Our body works by means of a particular circadian rhythm. Nature has designed the human body in a way that we automatically fall asleep at night and stay awake when it’s bright. It has been studied that if a person is kept at a place where he is not exposed to light, the normal circadian rhythm lead to be of 25 hours long, which is almost near to the normal value, that is, 24 hours. So you can’t really move a human body from routine that has been set by nature for us.

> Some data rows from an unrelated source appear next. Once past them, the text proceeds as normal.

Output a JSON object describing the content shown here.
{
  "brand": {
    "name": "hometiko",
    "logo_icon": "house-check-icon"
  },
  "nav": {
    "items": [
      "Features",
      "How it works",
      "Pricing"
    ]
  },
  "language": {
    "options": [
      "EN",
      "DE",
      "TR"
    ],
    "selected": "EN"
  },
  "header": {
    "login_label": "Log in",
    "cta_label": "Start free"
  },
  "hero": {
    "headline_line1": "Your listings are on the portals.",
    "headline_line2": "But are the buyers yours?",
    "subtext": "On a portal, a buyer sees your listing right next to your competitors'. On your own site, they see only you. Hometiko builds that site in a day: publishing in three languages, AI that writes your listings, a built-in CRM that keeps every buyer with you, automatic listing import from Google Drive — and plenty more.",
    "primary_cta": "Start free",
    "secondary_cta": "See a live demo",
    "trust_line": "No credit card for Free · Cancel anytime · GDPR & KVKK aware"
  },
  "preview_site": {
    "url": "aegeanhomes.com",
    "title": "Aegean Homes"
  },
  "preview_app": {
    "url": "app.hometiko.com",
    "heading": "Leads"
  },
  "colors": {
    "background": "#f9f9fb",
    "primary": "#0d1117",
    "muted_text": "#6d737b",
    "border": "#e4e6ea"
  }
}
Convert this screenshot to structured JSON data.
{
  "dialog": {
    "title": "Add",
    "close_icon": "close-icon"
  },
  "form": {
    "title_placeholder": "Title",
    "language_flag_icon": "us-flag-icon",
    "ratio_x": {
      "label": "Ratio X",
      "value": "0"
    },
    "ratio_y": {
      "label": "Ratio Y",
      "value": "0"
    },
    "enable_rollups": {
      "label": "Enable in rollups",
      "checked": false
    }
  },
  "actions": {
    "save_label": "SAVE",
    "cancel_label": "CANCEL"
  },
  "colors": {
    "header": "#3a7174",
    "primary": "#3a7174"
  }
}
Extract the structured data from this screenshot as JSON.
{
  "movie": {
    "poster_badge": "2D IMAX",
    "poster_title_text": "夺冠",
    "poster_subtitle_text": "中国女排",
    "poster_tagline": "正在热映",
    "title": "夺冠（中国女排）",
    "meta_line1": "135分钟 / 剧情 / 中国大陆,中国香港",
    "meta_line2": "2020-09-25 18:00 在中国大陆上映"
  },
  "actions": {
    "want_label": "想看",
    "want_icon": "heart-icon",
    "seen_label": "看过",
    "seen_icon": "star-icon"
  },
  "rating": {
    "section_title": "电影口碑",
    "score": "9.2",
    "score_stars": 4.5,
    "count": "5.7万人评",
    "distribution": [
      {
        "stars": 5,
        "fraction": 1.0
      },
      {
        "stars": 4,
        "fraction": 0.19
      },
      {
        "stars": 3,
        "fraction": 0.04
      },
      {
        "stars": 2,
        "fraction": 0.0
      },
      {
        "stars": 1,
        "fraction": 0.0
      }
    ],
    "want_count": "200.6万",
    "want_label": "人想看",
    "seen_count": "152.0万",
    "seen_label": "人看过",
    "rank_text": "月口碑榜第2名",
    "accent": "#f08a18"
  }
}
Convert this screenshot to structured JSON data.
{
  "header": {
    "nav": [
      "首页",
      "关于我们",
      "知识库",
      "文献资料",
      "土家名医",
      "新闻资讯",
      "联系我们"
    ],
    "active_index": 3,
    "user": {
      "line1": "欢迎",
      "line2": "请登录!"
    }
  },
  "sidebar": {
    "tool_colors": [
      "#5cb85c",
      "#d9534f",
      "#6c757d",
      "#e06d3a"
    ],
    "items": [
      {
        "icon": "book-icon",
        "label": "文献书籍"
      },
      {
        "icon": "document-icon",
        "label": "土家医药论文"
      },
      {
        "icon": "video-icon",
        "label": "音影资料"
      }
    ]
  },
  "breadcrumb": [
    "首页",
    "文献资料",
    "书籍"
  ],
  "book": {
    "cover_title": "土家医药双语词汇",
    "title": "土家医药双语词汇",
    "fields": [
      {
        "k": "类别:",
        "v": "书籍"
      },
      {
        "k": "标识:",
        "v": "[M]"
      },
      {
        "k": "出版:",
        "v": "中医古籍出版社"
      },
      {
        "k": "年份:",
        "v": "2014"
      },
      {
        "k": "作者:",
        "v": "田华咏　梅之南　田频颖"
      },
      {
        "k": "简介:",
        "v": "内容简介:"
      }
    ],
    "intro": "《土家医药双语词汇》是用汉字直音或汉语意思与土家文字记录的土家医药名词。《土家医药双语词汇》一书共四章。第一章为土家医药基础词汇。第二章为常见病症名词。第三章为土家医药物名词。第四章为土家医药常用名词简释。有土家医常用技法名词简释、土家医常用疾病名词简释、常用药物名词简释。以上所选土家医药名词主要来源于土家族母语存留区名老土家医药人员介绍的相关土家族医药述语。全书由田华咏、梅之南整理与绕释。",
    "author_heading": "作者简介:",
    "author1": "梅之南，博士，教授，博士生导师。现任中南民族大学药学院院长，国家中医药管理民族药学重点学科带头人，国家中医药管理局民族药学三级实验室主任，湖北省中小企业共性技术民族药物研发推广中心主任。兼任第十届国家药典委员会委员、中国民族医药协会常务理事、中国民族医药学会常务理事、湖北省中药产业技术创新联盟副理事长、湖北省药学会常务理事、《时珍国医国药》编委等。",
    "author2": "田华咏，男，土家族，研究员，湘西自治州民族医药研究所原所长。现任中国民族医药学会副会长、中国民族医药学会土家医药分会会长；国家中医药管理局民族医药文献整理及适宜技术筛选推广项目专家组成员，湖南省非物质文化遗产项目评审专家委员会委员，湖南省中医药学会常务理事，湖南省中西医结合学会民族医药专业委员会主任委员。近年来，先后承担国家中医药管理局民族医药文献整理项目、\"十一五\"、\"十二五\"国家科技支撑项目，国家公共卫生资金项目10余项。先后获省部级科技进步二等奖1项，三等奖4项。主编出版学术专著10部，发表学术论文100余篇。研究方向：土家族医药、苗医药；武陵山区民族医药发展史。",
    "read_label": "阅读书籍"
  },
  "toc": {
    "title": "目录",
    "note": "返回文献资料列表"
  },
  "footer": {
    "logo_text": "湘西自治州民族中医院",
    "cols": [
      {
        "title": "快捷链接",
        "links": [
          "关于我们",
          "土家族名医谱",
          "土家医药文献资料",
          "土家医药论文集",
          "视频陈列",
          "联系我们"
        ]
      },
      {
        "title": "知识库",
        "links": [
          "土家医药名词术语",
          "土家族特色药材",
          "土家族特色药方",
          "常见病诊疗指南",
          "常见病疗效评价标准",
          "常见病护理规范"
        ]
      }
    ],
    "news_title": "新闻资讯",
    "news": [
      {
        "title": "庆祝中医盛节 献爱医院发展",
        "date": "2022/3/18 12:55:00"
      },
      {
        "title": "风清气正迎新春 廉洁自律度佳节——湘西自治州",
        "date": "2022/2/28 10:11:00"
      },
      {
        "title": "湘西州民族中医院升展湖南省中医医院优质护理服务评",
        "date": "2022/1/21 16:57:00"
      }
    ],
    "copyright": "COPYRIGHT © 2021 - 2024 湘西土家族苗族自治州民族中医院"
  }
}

Hence, it is quite obvious that if you try to move out from the normal boundaries that have been decided for you, you shall put yourself into the doldrums of various ailments and symptoms. For example, recent researches have warned the frequent night shift workers of their disrupted sleep routine, since studies have revealed that it puts them towards high risk of developing coronary heart disease (C.H.D).
In general, any one who takes tremendous amounts of stress is prone to develop cardiovascular ailments. In the case of frequent night shift workers, stress levels are pretty high than the normal, and so, C.H.D stands out to become the top most disease-risk in their case. Hence, it is always advised to keep changing the night-shift routine, so that you can equal amounts of night-time rest too, rather than continuously working in the dark and being asleep during the day.
However, recent study and observation has denoted a slight change in this fact. According to a research publication which was printed in the Journal of American Medical Association (JAMA), this pattern of high CHD risks among night time shift workers tends to change over time, and does not prevail as a constant factor.
Dr Céline Vetter, Channing Division of Network Medicine, Harvard University, Boston, MA, who is also the lead investigator of the research says that it is probably the first report in which, such a variation has been seen that wanes with time as well as diminishes when a person stops to work at nights. Moreover, this factor is still exhibiting variations with changes that take place in one’s body, such as the BMI, and changes in lifestyle factors like diet, smoking and physical activity.
The analysis involved 189, 158 nurse subjects, and was divided into two components, NHS 1 study and NHS 2 study. The risk of developing CHD in both of these study categories appeared to be 18 % and 27 % respectively. The risk was compared between two groups, one which worked at night shifts for 10 long years, and the other which had no such history.
Vetter said that, “If you suffer from circadian misalignment we know that there is increased inflammation, we know that metabolism is dysregulated. So most of those mechanisms that we think of that are connected with coronary artery disease are basically linked to the circadian system.” She also commented that we are still clueless in guiding people as to what to change about their night working routine.
The NHS 2 category of this study revealed that the risk of CHD was increased by 38 percent in a cohort study containing rather younger women and doing more aggressive night-shift work. The risk showed up to be 25 % for those below 12 years, 13% for those who were below 12 to 24 years, and 0.97% for those women who were older than 25 years of age.
Vetter says that the risk of CHD in cases of night-shift working is rather a factor that can be modified. Changes in the night-shift working can reverse the risk, and so can other healthy lifestyle habits such as a good diet and proper exercise.